Part of the magic of theater is the ability to create a suspension of disbelief in the audience. This is done through the combination of good acting, costumes, lighting, background sets and props.
A prop is something that can be held and moved around the stage. Examples are swords, books or other items needed to tell the story. Whether you are an at home production, a school play or a big budget Broadway musical, having the right props can help weave the story and help actors play their roles.
You can make your own stage props if you know how. Here are some things to consider.
- Know the story. Before you go out and start making props and buying materials, you first need to know what the story needs. Don’t base your decisions on the title alone. Watch the rehearsals so you can see what the actors need. Look at the storyboards of the play so you have an idea what props are needed per scene. You need to make a list per scene and per actor so you have an inventory of what you need to provide.

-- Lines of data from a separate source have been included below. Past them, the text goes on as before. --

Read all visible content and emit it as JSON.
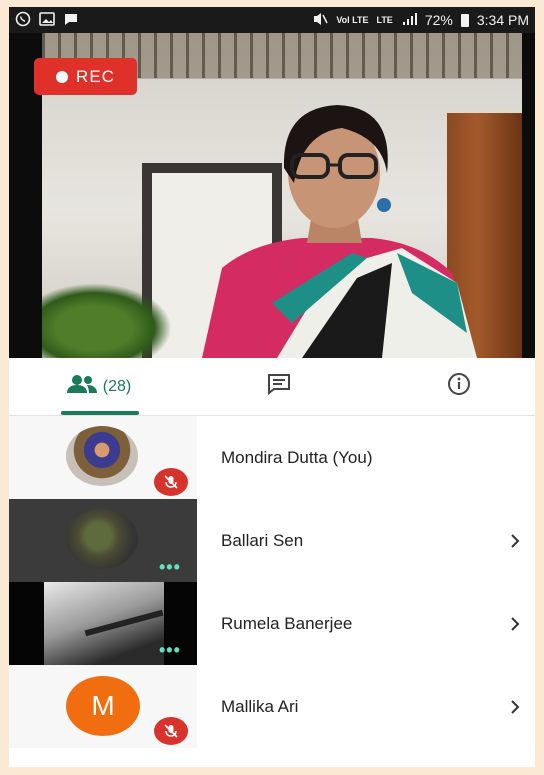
{
  "status_bar": {
    "time": "3:34 PM",
    "battery": "72%",
    "network_a": "Vol LTE",
    "network_b": "LTE",
    "left_icons": [
      "whatsapp-icon",
      "image-icon",
      "chat-bubble-icon"
    ]
  },
  "video": {
    "recording_label": "REC"
  },
  "tabs": {
    "people_count": "(28)",
    "items": [
      "people-tab",
      "chat-tab",
      "info-tab"
    ]
  },
  "participants": [
    {
      "name": "Mondira Dutta (You)",
      "avatar": "photo",
      "muted": true,
      "has_chevron": false
    },
    {
      "name": "Ballari Sen",
      "avatar": "blur",
      "muted": false,
      "has_chevron": true
    },
    {
      "name": "Rumela Banerjee",
      "avatar": "video",
      "muted": false,
      "has_chevron": true
    },
    {
      "name": "Mallika Ari",
      "avatar": "letter",
      "avatar_letter": "M",
      "muted": true,
      "has_chevron": true
    }
  ],
  "colors": {
    "accent": "#1a7a5a",
    "rec": "#e0302a",
    "avatar_orange": "#f06e10",
    "mute_red": "#d8322d"
  }
}
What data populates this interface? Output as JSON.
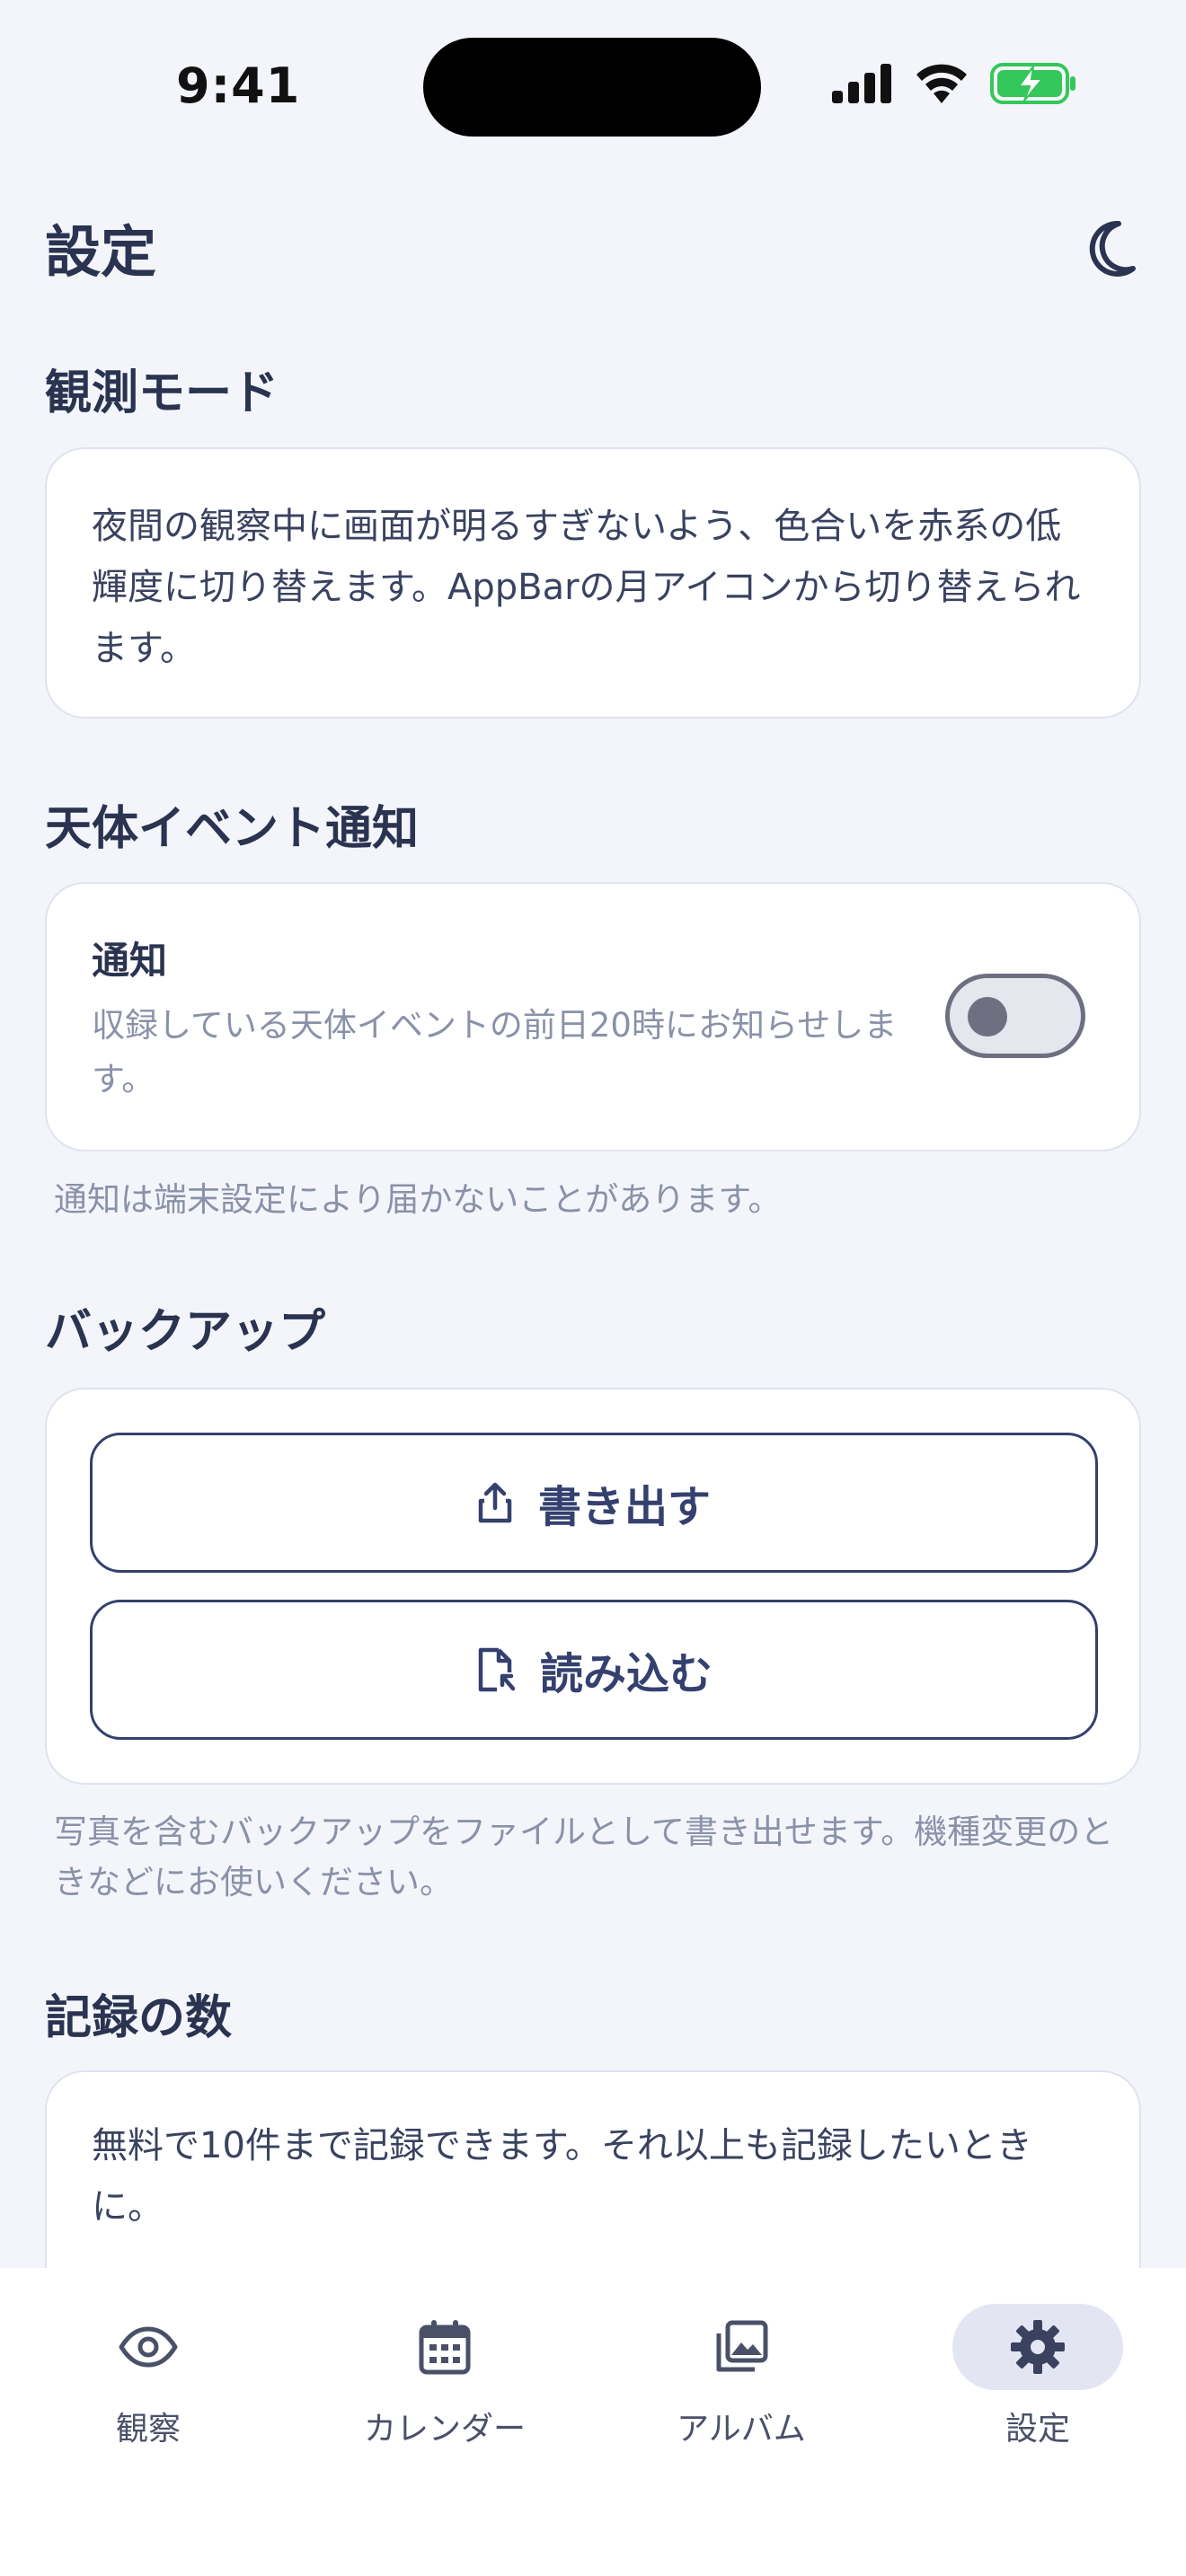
{
  "status_bar": {
    "time": "9:41"
  },
  "app_bar": {
    "title": "設定",
    "theme_icon": "moon-icon"
  },
  "observation_mode": {
    "title": "観測モード",
    "description": "夜間の観察中に画面が明るすぎないよう、色合いを赤系の低輝度に切り替えます。AppBarの月アイコンから切り替えられます。"
  },
  "notifications": {
    "title": "天体イベント通知",
    "label": "通知",
    "description": "収録している天体イベントの前日20時にお知らせします。",
    "enabled": false,
    "note": "通知は端末設定により届かないことがあります。"
  },
  "backup": {
    "title": "バックアップ",
    "export_label": "書き出す",
    "import_label": "読み込む",
    "note": "写真を含むバックアップをファイルとして書き出せます。機種変更のときなどにお使いください。"
  },
  "records": {
    "title": "記録の数",
    "description": "無料で10件まで記録できます。それ以上も記録したいときに。"
  },
  "bottom_nav": {
    "items": [
      {
        "label": "観察",
        "icon": "eye-icon"
      },
      {
        "label": "カレンダー",
        "icon": "calendar-icon"
      },
      {
        "label": "アルバム",
        "icon": "album-icon"
      },
      {
        "label": "設定",
        "icon": "gear-icon"
      }
    ],
    "active_index": 3
  },
  "colors": {
    "background": "#f3f5fa",
    "accent": "#34406e",
    "text": "#2a3350",
    "muted": "#8a91a8",
    "battery": "#34c759"
  }
}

- Talk to the director. You need to work together as a team to be able to bring the story to life. Talk to the lighting director, set designer, costumer designer and the director of the play so you can coordinate with each other. Ask what things the actors need. A director usually has very clear ideas what to use for a scene.
- Use what you already have. Work with a budget and see if you can recycle props from other productions. You may already have some basic props, such as household items to create a living room set or a magical forest. If you’ve already done a period piece, you may have swords, shields and other items that can be used for battle scenes.
- Keep it lightweight. It’s important that when you design a prop, it is lightweight and maneuverable. For example, don’t use real swords. Make your own using plastic, foam or other lightweight material. A prop is supposed to give the illusion it is real although it is fake. Keep in mind that actors and stagehands need to be able to move around quickly so you can’t have items dragging around or clanging about onstage during scene changes. For background props, you can use paintings on canvas to create scenery, paper mache items or painted Styrofoam, light wood and cardboard to create what you need.
- Design and execute your props. Once you know what you need, you can design the items. Purchase the materials you will need to make the design. You may need to work with a carpenter, craftsman or other specialists to get the right effect. You’ll also need a good painter to provide the finishing touch to your piece. It only needs to look real from afar.
Prepare your props early on so the actors have a chance to work with it. This will also help your stagehands practice their blocking. Having good props is essential to telling the story, so make it realistic.